"I screwed up royally," is the assessment from ex-CIA chief David Petraeus himself as he reviewed the scandal that has engulfed his life over the past month.
Petraeus resigned from his position as the head of the CIA earlier this month after it was revealed that he had been having an affair.
It has now been reported that he has admitted screwing up in a letter to his friend Brig. Gen. James Shelton.
In the letter Petraeus wrote: "I screwed up royally. I paid the price (appropriately) and I sought to do the right thing at the end of the day."
The ex-CIA chief also admitted in the letter that he was "fortunate" to have married his wife Holly, despite the difficulties his actions had caused their marriage.
Petraeus wrote: "Team Petraeus will survive though [I] have obviously created enormous difficulty for us. Holly is, however, once again demonstrating how incredibly fortunate I was to marry her."

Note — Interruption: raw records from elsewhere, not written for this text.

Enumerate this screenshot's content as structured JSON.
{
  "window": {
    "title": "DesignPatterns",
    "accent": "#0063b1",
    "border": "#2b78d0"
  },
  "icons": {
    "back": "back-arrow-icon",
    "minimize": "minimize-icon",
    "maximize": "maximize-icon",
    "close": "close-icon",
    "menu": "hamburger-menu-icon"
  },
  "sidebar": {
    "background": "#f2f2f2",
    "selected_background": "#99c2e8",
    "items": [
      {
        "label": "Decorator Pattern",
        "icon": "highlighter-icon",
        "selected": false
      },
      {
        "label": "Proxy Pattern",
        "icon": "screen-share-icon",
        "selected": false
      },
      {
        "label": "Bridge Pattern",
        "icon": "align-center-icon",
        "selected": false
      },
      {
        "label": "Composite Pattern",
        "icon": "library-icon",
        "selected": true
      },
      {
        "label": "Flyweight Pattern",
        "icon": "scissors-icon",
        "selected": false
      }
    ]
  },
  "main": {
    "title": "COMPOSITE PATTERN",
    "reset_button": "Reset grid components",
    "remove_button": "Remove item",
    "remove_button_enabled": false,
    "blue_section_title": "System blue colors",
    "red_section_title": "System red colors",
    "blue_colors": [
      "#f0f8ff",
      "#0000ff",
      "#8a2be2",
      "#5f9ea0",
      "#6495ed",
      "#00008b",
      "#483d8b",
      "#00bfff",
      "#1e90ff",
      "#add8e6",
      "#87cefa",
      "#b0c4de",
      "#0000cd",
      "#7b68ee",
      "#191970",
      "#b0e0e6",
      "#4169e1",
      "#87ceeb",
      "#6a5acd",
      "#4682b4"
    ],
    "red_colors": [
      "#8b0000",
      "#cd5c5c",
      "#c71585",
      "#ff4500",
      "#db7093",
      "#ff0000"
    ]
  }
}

Petraeus has not spoken publicly about his affair since his resignation, and to a large extent he has been keeping a low profile as reports are released daily into the scandal. However, his friend Shelton has spoken to the New York Post about the letter he had received from Petraeus.
To the publication Shelton said, "He's a superb human being. What happened to him happened to a number of people … He's a man, and all men have an Achilles' heel."
The revelation that the head of the Central Intelligence Agency had an extramarital affair with the woman writing his biography has sent shockwaves through Washington.
Petraeus resigned after it was revealed that he had had an affair with his biographer in 2011, just two months after he became director of the CIA, according to a former aide.
Congressional leaders have reportedly been steaming over the fact they were not told sooner about the affair, leading to speculation of deception and a cover-up. Members of Congress have already stated that they would like to conduct a formal inquiry over the events surrounding the affair, as well as the FBI investigation that disclosed the affair between Petraeus and his biographer, Paula Broadwell.
"We received no advanced notice. It was like a lightning bolt," Democratic Sen. Dianne Feinstein of California, who heads the Senate Intelligence Committee, said during a press conference.
Sources close to Petraeus and his family have insisted that the family is completely devastated over the recent developments, particularly his wife, Holly, of 38 years.
"Well, as you can imagine, she's not exactly pleased right now," retired U.S. Army Col. Steve Boylan told ABC. "In a conversation with David Petraeus this weekend, he said that, 'Furious would be an understatement.' And I think anyone that's been put in that situation would probably agree. He deeply hurt the family."
Petraeus has two adult children, including a son who commanded an infantry platoon in Afghanistan as an Army lieutenant.